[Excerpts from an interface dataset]
○ ○ ○

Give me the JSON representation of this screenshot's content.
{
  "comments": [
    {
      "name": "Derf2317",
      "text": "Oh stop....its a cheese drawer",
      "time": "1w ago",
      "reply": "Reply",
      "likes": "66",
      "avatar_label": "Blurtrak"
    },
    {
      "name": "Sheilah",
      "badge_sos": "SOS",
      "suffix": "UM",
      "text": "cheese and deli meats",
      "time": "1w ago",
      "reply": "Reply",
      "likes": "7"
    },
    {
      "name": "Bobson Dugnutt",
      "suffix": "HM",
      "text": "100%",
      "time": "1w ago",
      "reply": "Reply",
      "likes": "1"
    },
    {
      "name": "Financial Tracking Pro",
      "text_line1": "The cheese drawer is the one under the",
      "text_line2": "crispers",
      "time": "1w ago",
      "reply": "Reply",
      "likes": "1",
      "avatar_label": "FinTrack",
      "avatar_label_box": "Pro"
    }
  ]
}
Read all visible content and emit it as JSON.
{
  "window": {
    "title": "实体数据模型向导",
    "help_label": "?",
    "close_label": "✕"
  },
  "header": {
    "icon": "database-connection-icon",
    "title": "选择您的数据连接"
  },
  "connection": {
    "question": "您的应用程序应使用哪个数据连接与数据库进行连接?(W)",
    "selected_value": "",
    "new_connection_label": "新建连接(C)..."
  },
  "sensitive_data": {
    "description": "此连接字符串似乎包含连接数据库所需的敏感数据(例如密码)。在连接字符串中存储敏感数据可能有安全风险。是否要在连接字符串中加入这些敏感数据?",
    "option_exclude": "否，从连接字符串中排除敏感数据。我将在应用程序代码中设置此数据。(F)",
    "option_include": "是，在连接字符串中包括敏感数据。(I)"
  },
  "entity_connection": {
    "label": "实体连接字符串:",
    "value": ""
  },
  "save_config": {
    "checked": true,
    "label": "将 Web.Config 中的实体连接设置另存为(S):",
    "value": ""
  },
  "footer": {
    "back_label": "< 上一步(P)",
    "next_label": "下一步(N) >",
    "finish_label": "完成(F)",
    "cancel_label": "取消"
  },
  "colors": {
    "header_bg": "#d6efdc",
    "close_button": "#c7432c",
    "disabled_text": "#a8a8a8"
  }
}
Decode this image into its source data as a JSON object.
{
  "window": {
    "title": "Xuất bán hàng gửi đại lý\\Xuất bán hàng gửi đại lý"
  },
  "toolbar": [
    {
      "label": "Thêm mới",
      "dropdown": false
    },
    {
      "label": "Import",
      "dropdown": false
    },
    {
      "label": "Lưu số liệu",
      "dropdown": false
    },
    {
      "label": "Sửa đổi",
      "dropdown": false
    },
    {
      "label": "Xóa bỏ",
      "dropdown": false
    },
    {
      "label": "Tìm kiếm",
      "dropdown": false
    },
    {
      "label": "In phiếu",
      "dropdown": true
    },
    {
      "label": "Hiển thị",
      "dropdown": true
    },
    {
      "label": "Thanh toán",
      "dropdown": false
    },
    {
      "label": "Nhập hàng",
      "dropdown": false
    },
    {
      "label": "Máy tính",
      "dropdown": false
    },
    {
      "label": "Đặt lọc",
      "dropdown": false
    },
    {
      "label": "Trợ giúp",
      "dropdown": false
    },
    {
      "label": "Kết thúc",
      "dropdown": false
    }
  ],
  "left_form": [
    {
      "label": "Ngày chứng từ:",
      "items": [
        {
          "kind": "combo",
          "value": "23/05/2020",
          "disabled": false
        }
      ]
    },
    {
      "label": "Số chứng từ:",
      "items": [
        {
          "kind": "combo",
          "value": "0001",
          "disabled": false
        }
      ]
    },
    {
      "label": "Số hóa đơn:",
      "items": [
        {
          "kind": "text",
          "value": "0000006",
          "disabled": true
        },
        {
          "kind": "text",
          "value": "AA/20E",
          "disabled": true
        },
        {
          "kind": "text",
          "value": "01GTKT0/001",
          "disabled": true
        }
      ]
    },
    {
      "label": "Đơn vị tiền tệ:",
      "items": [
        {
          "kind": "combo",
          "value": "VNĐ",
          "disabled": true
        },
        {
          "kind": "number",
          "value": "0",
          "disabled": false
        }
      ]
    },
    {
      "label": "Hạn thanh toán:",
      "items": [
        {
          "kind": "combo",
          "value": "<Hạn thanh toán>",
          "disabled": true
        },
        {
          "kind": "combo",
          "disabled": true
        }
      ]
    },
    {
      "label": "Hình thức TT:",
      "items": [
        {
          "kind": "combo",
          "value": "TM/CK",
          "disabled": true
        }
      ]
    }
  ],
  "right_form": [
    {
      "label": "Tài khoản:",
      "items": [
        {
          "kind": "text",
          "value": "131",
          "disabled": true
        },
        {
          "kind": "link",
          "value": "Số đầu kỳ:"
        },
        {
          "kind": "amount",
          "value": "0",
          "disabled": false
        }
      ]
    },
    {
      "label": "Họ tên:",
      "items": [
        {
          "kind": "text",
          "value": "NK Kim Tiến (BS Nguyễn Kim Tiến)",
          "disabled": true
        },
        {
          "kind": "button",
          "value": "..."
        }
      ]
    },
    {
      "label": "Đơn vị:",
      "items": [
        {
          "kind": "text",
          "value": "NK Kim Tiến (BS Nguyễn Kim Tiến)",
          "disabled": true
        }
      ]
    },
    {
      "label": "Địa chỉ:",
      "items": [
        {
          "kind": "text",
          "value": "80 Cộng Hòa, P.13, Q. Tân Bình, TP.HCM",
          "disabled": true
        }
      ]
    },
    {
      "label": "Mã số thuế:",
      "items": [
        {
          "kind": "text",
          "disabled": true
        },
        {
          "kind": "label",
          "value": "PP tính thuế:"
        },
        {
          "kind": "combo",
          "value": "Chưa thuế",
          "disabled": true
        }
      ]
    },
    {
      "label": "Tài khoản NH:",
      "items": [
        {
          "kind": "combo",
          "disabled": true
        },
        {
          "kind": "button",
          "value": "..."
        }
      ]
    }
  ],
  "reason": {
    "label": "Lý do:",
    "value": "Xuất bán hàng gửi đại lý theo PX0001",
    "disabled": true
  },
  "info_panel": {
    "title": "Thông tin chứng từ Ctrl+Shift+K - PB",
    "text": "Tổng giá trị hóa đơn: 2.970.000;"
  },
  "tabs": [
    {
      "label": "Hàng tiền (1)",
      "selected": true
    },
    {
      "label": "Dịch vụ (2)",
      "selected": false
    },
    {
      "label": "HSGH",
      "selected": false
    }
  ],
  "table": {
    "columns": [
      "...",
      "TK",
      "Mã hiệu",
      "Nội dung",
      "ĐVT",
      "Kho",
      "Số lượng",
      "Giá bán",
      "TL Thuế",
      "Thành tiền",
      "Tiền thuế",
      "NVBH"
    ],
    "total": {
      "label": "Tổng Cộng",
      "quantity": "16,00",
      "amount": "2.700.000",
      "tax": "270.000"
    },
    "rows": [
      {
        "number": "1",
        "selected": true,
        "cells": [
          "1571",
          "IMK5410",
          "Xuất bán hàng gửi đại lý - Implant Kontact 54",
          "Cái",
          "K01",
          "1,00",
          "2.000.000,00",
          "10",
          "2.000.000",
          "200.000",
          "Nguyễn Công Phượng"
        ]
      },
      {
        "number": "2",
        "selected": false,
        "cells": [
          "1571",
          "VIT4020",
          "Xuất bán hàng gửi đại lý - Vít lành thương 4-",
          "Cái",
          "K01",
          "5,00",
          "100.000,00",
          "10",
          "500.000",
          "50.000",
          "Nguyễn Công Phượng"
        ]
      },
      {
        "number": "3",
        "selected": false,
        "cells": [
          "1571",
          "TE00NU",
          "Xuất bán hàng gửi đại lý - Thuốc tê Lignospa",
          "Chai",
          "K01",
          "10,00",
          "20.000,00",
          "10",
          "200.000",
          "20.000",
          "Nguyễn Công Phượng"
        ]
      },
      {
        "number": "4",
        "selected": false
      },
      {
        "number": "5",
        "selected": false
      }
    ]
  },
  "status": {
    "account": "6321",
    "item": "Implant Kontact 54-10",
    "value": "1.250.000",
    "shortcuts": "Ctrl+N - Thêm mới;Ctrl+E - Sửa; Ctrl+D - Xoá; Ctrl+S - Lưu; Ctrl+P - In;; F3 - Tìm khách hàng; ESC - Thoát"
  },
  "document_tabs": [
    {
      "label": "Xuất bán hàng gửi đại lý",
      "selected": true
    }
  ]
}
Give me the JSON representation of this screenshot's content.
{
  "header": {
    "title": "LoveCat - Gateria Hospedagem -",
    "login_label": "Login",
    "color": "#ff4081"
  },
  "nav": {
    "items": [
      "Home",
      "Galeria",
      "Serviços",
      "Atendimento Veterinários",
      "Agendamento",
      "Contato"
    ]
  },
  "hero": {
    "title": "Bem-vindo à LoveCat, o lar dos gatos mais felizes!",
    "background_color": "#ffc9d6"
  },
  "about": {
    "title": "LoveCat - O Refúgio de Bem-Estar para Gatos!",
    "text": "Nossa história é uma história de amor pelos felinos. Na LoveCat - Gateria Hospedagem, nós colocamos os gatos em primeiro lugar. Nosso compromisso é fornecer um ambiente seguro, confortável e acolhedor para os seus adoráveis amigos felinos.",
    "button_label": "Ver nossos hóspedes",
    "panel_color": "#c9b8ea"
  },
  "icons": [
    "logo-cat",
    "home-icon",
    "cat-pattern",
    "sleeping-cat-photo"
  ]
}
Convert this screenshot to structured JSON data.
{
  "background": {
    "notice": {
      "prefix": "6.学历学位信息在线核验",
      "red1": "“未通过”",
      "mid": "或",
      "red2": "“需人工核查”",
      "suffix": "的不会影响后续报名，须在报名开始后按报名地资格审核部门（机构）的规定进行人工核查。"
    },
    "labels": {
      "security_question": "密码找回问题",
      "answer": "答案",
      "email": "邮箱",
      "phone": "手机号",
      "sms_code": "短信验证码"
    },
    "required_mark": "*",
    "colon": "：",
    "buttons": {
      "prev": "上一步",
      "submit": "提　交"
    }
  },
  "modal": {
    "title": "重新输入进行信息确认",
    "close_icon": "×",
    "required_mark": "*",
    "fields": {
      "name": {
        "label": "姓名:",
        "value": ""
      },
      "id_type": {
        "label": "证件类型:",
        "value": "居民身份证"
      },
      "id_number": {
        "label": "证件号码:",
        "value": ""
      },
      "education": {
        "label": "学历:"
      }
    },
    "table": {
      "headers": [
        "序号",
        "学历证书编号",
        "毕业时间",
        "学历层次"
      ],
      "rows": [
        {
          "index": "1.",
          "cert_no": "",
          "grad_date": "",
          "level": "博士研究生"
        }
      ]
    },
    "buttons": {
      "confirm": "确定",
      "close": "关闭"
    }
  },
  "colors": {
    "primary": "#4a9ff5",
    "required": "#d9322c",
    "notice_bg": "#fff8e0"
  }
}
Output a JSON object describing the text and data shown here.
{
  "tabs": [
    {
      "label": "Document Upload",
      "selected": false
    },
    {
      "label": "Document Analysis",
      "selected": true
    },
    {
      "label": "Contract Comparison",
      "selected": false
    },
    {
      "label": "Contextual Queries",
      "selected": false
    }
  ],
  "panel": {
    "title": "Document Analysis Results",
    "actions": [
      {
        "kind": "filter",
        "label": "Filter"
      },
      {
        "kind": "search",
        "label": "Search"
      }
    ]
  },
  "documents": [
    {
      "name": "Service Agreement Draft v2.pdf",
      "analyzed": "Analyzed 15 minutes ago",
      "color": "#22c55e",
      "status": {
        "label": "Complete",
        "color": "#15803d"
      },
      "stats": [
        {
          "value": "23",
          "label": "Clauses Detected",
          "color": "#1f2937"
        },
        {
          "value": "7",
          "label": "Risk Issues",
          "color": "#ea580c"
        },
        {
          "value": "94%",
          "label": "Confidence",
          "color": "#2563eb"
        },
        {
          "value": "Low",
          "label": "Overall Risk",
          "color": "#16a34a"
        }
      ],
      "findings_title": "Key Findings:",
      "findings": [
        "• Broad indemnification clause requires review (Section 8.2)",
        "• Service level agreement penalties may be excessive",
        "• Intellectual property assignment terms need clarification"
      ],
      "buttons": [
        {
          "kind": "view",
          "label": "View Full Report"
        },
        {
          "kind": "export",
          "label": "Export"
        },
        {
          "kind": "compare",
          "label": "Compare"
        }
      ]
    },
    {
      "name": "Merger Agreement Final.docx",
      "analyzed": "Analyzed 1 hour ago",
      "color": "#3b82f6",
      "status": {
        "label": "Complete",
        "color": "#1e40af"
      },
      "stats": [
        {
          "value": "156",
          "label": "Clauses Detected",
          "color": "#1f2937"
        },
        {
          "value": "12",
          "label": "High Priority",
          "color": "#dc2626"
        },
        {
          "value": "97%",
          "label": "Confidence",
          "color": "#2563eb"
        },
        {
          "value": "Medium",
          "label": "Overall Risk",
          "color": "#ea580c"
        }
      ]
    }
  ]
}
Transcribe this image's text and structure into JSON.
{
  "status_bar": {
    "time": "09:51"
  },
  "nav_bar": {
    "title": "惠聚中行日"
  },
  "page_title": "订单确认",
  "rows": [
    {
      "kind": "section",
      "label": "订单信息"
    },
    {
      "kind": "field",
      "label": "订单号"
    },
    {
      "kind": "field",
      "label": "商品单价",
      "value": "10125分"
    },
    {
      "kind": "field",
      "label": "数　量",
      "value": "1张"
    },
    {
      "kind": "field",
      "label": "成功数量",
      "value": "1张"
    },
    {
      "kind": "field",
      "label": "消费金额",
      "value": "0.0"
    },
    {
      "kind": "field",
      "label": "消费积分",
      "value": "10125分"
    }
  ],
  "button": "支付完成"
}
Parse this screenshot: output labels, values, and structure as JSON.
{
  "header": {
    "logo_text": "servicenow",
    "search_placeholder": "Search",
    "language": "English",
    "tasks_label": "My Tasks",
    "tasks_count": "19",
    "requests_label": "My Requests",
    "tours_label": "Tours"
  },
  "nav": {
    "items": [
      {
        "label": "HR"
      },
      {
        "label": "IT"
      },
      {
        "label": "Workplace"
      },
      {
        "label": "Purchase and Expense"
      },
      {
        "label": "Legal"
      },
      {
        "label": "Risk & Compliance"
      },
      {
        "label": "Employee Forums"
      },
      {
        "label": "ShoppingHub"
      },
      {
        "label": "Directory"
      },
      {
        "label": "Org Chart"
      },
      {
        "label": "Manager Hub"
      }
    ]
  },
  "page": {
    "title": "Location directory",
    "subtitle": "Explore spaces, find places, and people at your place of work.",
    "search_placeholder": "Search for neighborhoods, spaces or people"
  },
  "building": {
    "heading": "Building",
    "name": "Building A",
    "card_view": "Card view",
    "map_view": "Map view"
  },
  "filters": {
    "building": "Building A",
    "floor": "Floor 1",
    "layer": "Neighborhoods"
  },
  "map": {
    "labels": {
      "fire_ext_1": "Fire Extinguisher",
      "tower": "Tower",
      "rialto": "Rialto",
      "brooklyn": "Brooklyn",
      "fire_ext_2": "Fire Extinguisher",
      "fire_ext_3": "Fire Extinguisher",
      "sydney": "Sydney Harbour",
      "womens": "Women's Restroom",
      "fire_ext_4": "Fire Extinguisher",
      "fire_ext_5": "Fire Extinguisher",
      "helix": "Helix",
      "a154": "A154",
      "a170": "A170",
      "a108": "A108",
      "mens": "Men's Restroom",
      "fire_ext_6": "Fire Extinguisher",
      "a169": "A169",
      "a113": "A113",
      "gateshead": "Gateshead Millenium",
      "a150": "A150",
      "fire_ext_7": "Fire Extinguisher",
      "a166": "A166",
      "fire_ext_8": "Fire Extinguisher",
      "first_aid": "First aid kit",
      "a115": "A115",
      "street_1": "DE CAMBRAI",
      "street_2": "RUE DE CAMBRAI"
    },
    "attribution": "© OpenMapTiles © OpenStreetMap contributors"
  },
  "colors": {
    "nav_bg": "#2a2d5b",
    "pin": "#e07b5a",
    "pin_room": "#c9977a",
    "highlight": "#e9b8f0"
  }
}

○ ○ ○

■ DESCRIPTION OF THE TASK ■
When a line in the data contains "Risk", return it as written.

■ EXERCISE RESULT ■
          "label": "Risk Issues",
          "label": "Overall Risk",
          "label": "Overall Risk",
        "label": "Risk & Compliance"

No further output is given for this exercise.